THE TASK
Go through the lines below and copy any that hold the string "data".

SOURCE INFORMATION
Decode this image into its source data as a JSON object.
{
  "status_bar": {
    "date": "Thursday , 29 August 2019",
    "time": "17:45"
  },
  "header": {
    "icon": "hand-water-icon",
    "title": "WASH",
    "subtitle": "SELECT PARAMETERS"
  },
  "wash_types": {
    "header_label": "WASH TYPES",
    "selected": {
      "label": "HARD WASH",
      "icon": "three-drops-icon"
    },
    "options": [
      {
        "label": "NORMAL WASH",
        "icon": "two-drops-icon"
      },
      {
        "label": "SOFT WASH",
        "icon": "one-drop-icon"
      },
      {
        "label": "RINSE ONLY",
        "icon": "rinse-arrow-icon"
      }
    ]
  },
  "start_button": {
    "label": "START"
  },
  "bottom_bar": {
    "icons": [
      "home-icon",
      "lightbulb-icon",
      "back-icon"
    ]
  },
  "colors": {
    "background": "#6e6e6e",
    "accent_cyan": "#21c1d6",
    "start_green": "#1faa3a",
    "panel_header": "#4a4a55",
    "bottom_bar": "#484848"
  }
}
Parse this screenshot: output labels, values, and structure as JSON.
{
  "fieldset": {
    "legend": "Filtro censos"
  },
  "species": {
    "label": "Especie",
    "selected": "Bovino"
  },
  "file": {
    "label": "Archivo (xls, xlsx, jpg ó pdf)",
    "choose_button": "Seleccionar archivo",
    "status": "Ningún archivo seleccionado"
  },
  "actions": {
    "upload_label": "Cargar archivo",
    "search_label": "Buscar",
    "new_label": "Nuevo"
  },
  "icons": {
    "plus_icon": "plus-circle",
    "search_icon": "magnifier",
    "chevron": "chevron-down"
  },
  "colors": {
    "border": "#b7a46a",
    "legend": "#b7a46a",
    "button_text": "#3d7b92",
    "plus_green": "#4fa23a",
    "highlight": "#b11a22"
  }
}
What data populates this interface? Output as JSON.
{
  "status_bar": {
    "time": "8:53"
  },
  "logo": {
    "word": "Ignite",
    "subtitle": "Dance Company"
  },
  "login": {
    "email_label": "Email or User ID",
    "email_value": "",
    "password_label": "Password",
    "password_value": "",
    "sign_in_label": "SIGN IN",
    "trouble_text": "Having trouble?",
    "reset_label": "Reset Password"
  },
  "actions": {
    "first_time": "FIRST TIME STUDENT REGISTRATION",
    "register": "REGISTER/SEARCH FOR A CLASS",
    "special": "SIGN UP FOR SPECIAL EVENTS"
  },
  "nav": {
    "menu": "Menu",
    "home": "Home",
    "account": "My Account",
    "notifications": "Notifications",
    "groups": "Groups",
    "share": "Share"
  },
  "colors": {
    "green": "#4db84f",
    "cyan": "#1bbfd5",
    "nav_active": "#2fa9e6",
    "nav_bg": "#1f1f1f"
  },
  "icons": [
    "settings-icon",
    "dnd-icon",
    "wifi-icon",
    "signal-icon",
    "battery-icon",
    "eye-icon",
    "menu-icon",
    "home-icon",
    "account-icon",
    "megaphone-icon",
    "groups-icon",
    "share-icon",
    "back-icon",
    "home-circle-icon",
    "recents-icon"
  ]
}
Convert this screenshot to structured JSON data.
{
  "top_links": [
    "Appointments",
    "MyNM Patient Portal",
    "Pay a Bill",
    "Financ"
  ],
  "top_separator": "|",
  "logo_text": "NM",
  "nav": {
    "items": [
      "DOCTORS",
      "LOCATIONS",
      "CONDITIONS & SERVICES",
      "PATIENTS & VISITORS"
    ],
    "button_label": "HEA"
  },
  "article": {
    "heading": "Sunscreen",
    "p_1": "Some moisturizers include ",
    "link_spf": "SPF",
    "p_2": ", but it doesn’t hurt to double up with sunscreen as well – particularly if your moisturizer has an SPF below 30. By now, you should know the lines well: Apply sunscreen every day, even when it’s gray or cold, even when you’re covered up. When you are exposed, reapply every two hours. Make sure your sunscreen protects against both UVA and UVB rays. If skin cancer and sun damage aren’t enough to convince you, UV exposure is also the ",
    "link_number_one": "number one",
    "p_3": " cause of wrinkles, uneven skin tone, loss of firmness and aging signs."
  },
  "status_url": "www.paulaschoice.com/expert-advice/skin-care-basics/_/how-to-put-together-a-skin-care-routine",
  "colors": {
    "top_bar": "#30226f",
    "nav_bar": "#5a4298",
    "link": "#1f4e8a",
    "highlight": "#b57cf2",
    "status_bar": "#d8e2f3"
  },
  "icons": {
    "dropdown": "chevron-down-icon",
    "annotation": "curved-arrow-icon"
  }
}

EXERCISE RESPONSE
Decode this image into its source data as a JSON object.
What data populates this interface? Output as JSON.
Convert this screenshot to structured JSON data.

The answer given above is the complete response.